PROBLEM DESCRIPTION: Scan the records below. Copy every line in which the word "title" appears.
-- LISTED ENTRIES follows --
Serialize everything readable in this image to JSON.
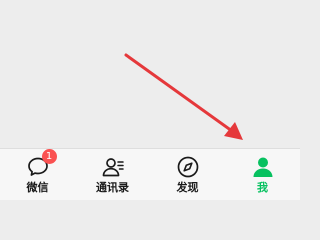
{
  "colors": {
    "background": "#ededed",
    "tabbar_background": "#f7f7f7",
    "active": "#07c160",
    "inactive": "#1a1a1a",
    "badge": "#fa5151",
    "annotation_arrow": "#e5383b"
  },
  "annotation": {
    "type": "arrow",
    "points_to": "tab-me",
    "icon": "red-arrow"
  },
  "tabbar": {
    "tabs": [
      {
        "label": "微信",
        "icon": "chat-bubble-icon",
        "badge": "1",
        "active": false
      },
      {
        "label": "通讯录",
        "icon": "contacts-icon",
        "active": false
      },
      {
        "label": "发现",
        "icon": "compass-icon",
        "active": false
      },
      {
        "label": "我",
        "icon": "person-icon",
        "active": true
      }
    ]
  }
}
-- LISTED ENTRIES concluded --
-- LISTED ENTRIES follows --
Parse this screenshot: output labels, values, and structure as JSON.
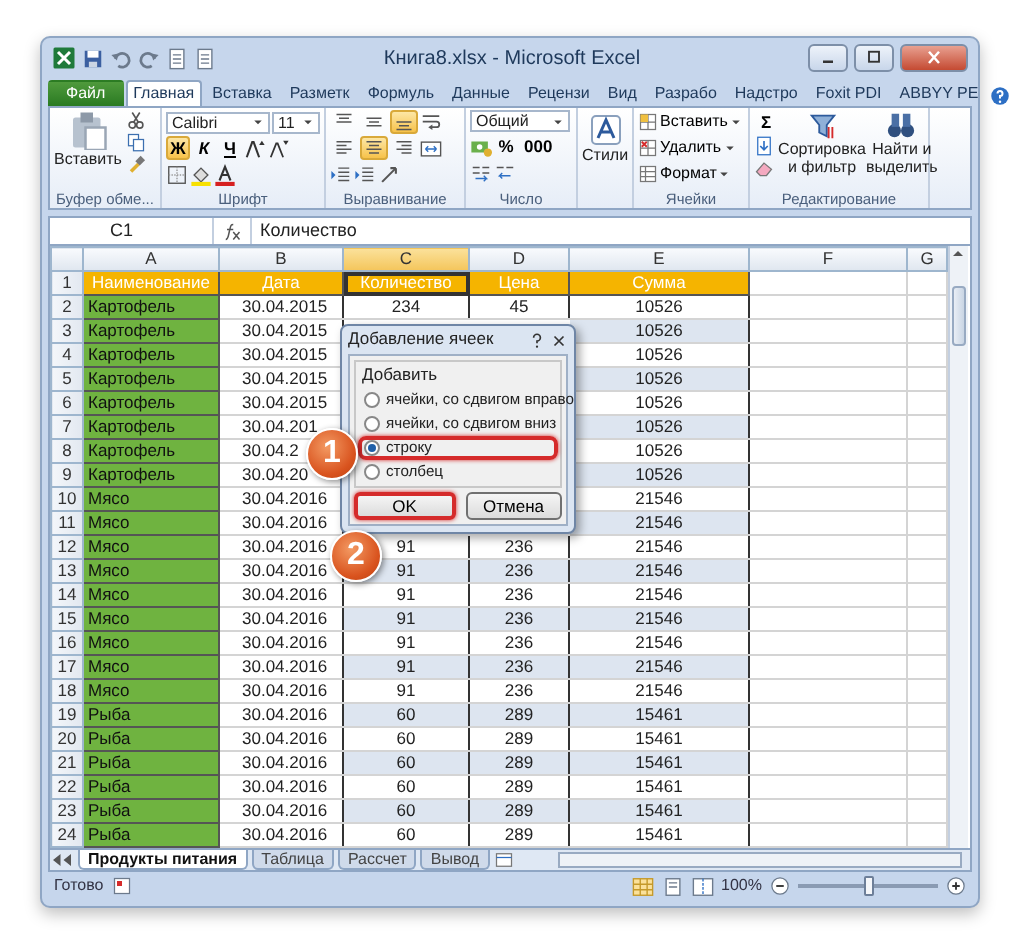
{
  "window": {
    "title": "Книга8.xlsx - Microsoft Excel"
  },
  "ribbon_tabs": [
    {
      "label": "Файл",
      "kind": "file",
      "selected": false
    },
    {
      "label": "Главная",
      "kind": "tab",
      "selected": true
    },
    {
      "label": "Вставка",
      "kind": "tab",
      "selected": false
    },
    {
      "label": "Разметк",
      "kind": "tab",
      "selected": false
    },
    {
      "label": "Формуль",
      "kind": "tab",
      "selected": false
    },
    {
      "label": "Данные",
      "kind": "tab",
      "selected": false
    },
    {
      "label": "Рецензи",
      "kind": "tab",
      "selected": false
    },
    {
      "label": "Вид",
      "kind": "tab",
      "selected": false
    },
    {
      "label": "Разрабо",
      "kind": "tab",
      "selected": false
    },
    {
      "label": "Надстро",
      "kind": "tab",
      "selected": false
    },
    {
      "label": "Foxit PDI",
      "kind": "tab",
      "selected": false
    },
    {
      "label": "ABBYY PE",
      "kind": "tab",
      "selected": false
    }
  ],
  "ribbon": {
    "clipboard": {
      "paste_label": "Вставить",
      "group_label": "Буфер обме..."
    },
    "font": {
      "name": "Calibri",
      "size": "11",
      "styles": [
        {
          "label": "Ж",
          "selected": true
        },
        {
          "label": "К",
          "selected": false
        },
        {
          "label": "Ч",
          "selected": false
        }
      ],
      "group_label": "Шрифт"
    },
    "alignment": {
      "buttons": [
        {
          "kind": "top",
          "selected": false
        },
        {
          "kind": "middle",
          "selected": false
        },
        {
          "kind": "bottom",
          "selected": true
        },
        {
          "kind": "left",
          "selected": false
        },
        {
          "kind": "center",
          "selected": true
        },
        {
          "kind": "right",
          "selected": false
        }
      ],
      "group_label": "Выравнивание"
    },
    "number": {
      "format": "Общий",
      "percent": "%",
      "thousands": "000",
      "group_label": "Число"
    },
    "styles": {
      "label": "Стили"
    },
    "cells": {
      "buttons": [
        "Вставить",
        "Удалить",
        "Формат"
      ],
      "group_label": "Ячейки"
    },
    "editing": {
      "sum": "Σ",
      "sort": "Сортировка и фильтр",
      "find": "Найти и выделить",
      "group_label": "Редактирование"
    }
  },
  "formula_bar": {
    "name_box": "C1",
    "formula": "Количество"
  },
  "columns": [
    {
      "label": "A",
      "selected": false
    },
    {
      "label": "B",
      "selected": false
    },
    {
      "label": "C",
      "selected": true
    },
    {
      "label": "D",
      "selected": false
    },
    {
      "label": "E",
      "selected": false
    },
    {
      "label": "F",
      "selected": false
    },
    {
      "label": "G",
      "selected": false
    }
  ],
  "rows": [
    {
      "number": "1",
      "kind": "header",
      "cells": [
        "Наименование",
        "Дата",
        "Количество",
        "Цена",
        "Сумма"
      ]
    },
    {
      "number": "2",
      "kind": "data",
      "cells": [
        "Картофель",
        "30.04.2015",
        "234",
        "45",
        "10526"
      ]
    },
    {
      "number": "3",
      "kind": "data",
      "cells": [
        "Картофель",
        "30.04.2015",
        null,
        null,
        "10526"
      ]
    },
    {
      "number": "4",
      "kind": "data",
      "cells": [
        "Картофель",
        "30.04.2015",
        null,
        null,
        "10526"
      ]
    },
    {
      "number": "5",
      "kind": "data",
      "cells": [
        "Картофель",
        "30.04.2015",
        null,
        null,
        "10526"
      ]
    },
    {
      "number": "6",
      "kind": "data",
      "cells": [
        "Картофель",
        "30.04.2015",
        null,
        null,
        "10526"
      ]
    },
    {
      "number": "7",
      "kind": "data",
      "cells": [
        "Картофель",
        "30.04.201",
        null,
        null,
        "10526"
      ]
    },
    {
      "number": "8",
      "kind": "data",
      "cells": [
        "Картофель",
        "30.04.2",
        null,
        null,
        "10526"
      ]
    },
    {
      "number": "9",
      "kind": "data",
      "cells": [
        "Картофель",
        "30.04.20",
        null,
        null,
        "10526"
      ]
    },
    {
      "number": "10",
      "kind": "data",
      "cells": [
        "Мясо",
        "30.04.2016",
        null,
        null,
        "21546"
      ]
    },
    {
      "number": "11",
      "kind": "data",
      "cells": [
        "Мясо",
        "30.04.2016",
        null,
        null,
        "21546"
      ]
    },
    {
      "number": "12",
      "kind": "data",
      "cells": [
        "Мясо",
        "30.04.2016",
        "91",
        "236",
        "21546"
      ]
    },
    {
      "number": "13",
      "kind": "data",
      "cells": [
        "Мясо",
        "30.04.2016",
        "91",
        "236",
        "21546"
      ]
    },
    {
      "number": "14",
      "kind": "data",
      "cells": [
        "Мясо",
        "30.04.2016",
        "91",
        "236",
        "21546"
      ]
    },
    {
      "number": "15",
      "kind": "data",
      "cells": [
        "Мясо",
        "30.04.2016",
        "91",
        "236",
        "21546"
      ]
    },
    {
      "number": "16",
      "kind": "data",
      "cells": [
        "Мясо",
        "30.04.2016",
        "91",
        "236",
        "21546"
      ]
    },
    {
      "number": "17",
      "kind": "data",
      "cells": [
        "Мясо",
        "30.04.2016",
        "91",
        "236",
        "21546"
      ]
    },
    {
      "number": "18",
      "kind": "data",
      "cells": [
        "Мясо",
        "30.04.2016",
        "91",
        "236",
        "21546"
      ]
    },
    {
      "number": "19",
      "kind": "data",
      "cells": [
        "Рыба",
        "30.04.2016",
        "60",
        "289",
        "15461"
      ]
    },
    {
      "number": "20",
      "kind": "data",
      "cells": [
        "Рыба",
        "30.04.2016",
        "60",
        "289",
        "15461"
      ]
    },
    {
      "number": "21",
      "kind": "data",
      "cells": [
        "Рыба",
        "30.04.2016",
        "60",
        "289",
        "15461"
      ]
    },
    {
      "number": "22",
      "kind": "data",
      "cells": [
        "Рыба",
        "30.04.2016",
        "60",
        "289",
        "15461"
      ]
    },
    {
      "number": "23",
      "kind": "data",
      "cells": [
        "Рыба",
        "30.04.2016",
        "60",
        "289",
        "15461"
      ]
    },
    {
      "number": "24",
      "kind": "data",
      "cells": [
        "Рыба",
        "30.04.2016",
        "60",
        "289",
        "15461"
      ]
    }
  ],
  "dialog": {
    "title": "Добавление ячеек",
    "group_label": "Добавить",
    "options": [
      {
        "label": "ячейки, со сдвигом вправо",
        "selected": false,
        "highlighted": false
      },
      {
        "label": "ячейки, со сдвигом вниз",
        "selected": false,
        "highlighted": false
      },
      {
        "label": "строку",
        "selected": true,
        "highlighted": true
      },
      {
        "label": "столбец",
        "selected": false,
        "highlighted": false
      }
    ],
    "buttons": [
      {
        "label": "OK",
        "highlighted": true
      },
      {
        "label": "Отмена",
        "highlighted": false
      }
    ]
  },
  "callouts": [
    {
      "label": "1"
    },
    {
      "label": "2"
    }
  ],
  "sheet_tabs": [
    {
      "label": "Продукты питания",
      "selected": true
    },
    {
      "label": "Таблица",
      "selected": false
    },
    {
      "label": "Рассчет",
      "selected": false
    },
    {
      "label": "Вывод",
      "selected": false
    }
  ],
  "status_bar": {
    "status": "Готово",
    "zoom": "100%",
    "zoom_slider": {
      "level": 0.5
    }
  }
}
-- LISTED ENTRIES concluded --
COMPLETED TASK:
    "title": "Книга8.xlsx - Microsoft Excel"
    "title": "Добавление ячеек",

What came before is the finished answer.